Linked inTwitter

We actively monitor change covering more than 150 key elements of life.

A Mundane Comedy is Dom Kelleher's new book. Extracts will appear on this site and across social media from late 2021. Please get in touch with any questions or thoughts.

The 52:52:52 project, launching both on this site and on Twitter in late 2021 will help you address 52 issues with 52 responses over 52 weeks.

What's Changing? - Pain



Please see below selected recent pain-related change.


See also:


October 2021

  • Despite global declines in poverty, increases in literacy and growing access to health care we have seen over the past several decades, many people in the world are in immense pain, which can be seen in disconcerting upticks in addiction, depression and suicide, particularly in wealthier nations. Wealth, technology and other advances may be aiding and abetting this suffering, according to Stanford psychiatrist and author Anna Lembke. What's going on? The human brain seeks balance. When we overindulge in food, drugs or tech, our brains look to bring us back down to Earth, which tips the balance from pleasure to pain. What can help right this balance? Accepting that pain is sometimes OK and learning to sit with it, rather than fight it, Lembke says.


November 2020

  • Many people today live longer than ever but modern lifestyles often mean too little activity, poor nutrition and chemically deficient food. This can lead to heart disease, high blood pressure, obesity, autoimmune disorders, cancer, chronic pain, and the like. Medicine can treat the symptoms of these diseases, but not always the underlying causes. Sarah Warren, a certified Clinical Somatic Educator, seeks to educate chronic pain sufferers about how to move properly. Warren explains that while poor posture and ingrained muscle patterns contribute to chronic pain, you can train your body to move differently and try to alleviate that pain.


October 2020

  • Ultra-endurance athletes may have a lower sensitivity to pain than other elite athletes. A German scientist completed a study on the pain tolerance of ultra-endurance runners. Subjects in the study had to hold their hands in ice water for as long as possible. The non-athlete control group lasted an average of 96 seconds before giving up; every single one of the runners, in contrast, made it to the three-minute safety cut-off, at which point they rated the pain as a mere 6 out of 10 on average. There have been some hints in previous studies that pain tolerance is a trainable trait, and that endurance training is one way of enhancing it.
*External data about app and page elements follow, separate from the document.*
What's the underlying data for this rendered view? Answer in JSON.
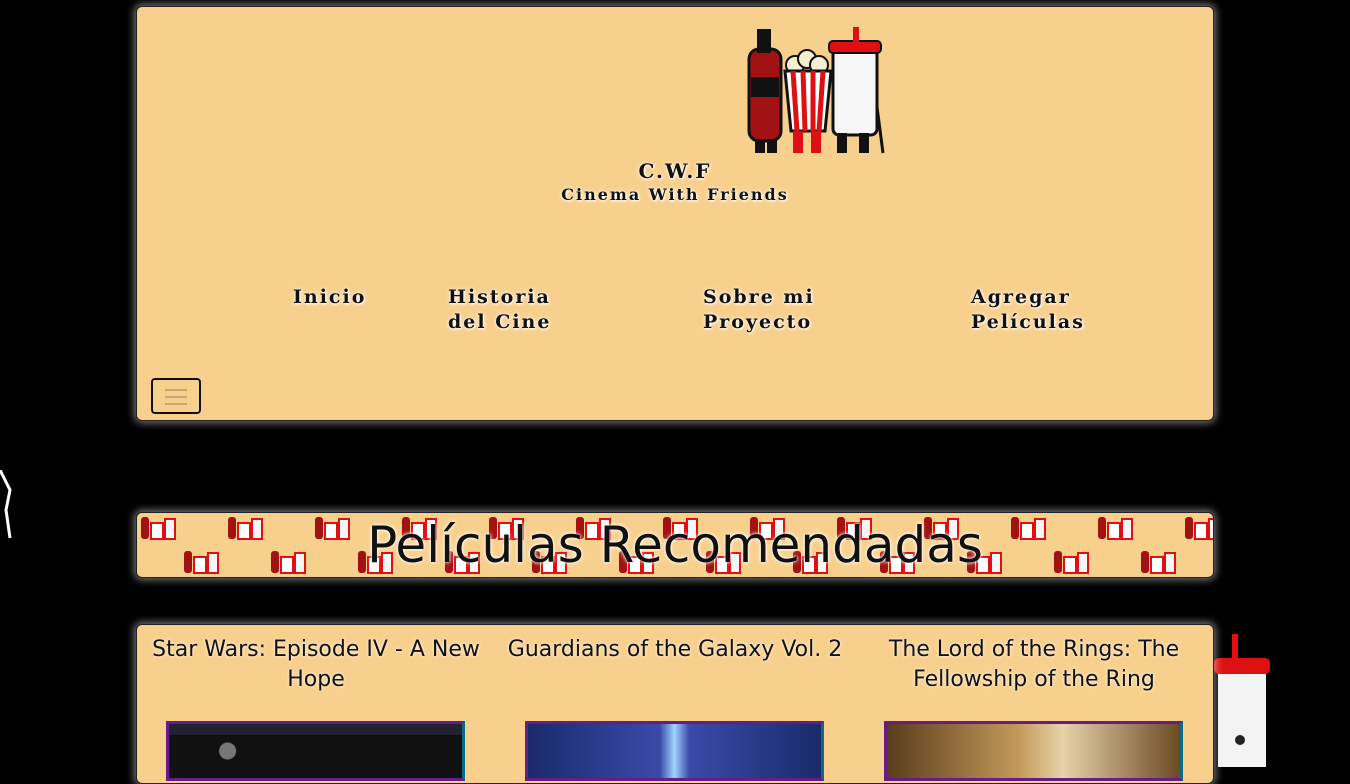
{
  "brand": {
    "short": "C.W.F",
    "long": "Cinema With Friends",
    "logo_icon": "cinema-snacks-logo-icon"
  },
  "nav": {
    "items": [
      {
        "label": "Inicio"
      },
      {
        "label": "Historia\ndel Cine"
      },
      {
        "label": "Sobre mi\nProyecto"
      },
      {
        "label": "Agregar\nPelículas"
      }
    ],
    "toggler_icon": "hamburger-menu-icon"
  },
  "banner": {
    "title": "Películas Recomendadas"
  },
  "movies": [
    {
      "title": "Star Wars: Episode IV - A New Hope",
      "poster_icon": "star-wars-poster"
    },
    {
      "title": "Guardians of the Galaxy Vol. 2",
      "poster_icon": "guardians-poster"
    },
    {
      "title": "The Lord of the Rings: The Fellowship of the Ring",
      "poster_icon": "lotr-poster"
    }
  ],
  "colors": {
    "panel": "#f8d08e",
    "background": "#000000",
    "poster_border": "#6a1b8a",
    "cola": "#a31212"
  }
}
September 2019


July 2019

  • Searching for new ways to help people manage chronic pain has become a Holy Grail for the pharmaceutical industry. Demand is rising inexorably while concerns are growing about the effectiveness and long-term impact of established treatments, such as opioid drugs. Stem cell therapy is an emerging treatment option for chronic pain. It uses a person’s own stem cells to repair damaged tissue and regenerate healthy tissue, to help repair and heal damage and degeneration. Stem cell treatments have reduced the need for prescription medication and surgery, proving to be a helpful tool towards managing and potentially eliminating pain in the body. Meanwhile, advances in nanotechnology, which manipulates particles that are 100,000 times smaller than the width of a human hair, may have the potential to transform pain management. The technology supports minimally invasive surgery, which reduces peripheral damage and speeds up recovery, and makes it possible to deliver medication in the smallest doses where it is needed most, reducing potentially harmful side effects.


June 2019


May 2019


December 2018